= What you have to do =
Each line of the records below that holds "Changes" should be returned.
BEGIN
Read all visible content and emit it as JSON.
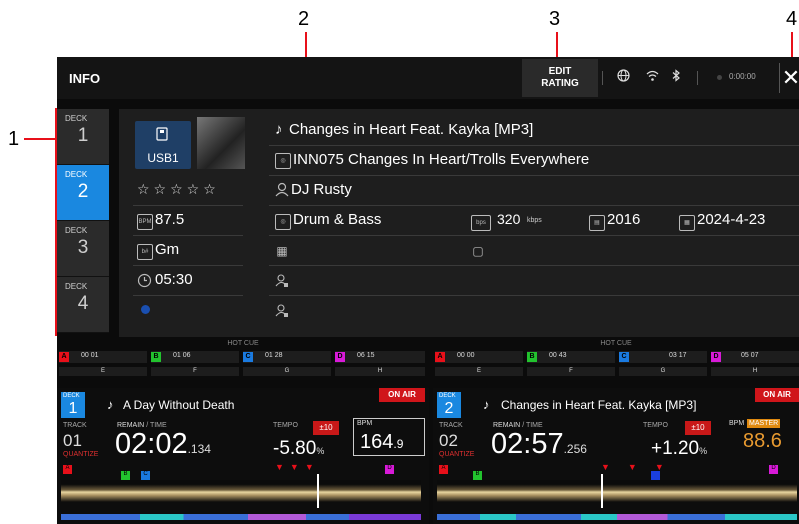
{
  "callouts": [
    "1",
    "2",
    "3",
    "4"
  ],
  "topbar": {
    "title": "INFO",
    "edit_rating_line1": "EDIT",
    "edit_rating_line2": "RATING",
    "time": "0:00:00",
    "close_glyph": "✕",
    "icons": [
      "globe-icon",
      "wifi-icon",
      "bluetooth-icon"
    ]
  },
  "deck_tabs": [
    {
      "label": "DECK",
      "number": "1",
      "active": false
    },
    {
      "label": "DECK",
      "number": "2",
      "active": true
    },
    {
      "label": "DECK",
      "number": "3",
      "active": false
    },
    {
      "label": "DECK",
      "number": "4",
      "active": false
    }
  ],
  "info": {
    "source": "USB1",
    "rating": "☆☆☆☆☆",
    "bpm": "87.5",
    "key": "Gm",
    "time": "05:30",
    "title": "Changes in Heart Feat. Kayka [MP3]",
    "album": "INN075 Changes In Heart/Trolls Everywhere",
    "artist": "DJ Rusty",
    "genre": "Drum & Bass",
    "bitrate": "320",
    "bitrate_unit": "kbps",
    "year": "2016",
    "date_added": "2024-4-23"
  },
  "lower": {
    "hot_cue_label": "HOT CUE",
    "deck_left": {
      "cues": [
        {
          "letter": "A",
          "time": "00 01",
          "color": "#e8101a"
        },
        {
          "letter": "B",
          "time": "01 06",
          "color": "#22c32e"
        },
        {
          "letter": "C",
          "time": "01 28",
          "color": "#1a7ae0"
        },
        {
          "letter": "D",
          "time": "06 15",
          "color": "#d81ad8"
        }
      ],
      "cues2": [
        "E",
        "F",
        "G",
        "H"
      ],
      "deck_label": "DECK",
      "deck_number": "1",
      "title": "A Day Without Death",
      "on_air": "ON AIR",
      "track_label": "TRACK",
      "track_number": "01",
      "quantize": "QUANTIZE",
      "remain_label": "REMAIN",
      "time_label": "/ TIME",
      "remain_main": "02:02",
      "remain_ms": ".134",
      "tempo_label": "TEMPO",
      "tempo_range": "±10",
      "tempo_value": "-5.80",
      "tempo_unit": "%",
      "bpm_label": "BPM",
      "bpm_value": "164",
      "bpm_decimal": ".9",
      "wave_markers": [
        "A",
        "B",
        "C",
        "D"
      ]
    },
    "deck_right": {
      "cues": [
        {
          "letter": "A",
          "time": "00 00",
          "color": "#e8101a"
        },
        {
          "letter": "B",
          "time": "00 43",
          "color": "#22c32e"
        },
        {
          "letter": "C",
          "time": "03 17",
          "color": "#1a7ae0"
        },
        {
          "letter": "D",
          "time": "05 07",
          "color": "#d81ad8"
        }
      ],
      "cues2": [
        "E",
        "F",
        "G",
        "H"
      ],
      "deck_label": "DECK",
      "deck_number": "2",
      "title": "Changes in Heart Feat. Kayka [MP3]",
      "on_air": "ON AIR",
      "track_label": "TRACK",
      "track_number": "02",
      "quantize": "QUANTIZE",
      "remain_label": "REMAIN",
      "time_label": "/ TIME",
      "remain_main": "02:57",
      "remain_ms": ".256",
      "tempo_label": "TEMPO",
      "tempo_range": "±10",
      "tempo_value": "+1.20",
      "tempo_unit": "%",
      "bpm_label": "BPM",
      "master_label": "MASTER",
      "bpm_value": "88.6",
      "wave_markers": [
        "A",
        "B",
        "D"
      ]
    }
  },
  "colors": {
    "accent": "#1a88e0",
    "callout": "#e8101a",
    "on_air": "#d0151a"
  }
}
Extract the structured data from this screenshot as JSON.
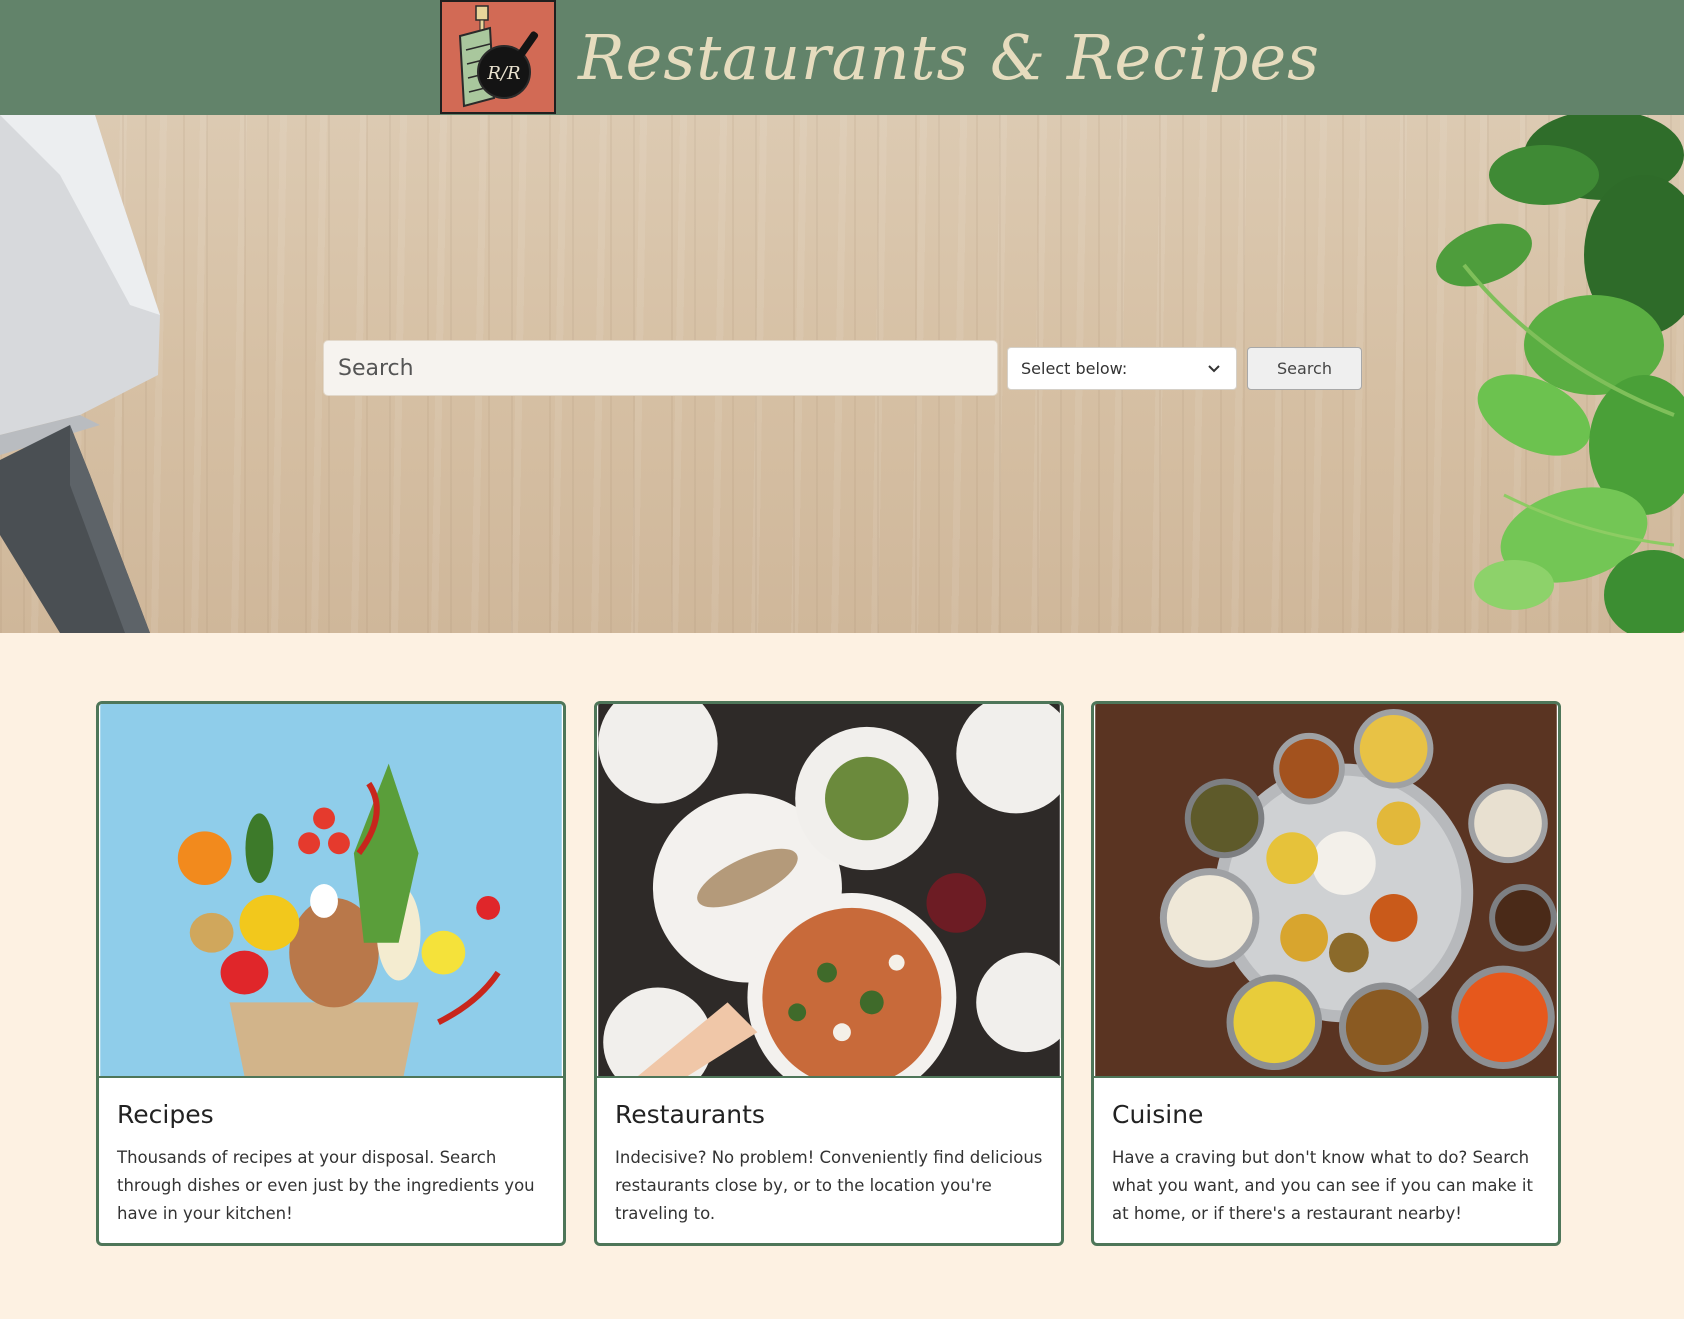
{
  "header": {
    "brand_title": "Restaurants & Recipes",
    "logo_text": "R/R",
    "colors": {
      "bar": "#62836a",
      "logo_bg": "#d26a55",
      "title": "#e6dcbe"
    }
  },
  "search": {
    "placeholder": "Search",
    "select_label": "Select below:",
    "button_label": "Search"
  },
  "cards": [
    {
      "title": "Recipes",
      "text": "Thousands of recipes at your disposal. Search through dishes or even just by the ingredients you have in your kitchen!"
    },
    {
      "title": "Restaurants",
      "text": "Indecisive? No problem! Conveniently find delicious restaurants close by, or to the location you're traveling to."
    },
    {
      "title": "Cuisine",
      "text": "Have a craving but don't know what to do? Search what you want, and you can see if you can make it at home, or if there's a restaurant nearby!"
    }
  ],
  "theme": {
    "page_bg": "#fdf1e2",
    "card_border": "#4e7659"
  }
}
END
= Completed task =
    "title": "Changes in Heart Feat. Kayka [MP3]",
    "album": "INN075 Changes In Heart/Trolls Everywhere",
      "title": "Changes in Heart Feat. Kayka [MP3]",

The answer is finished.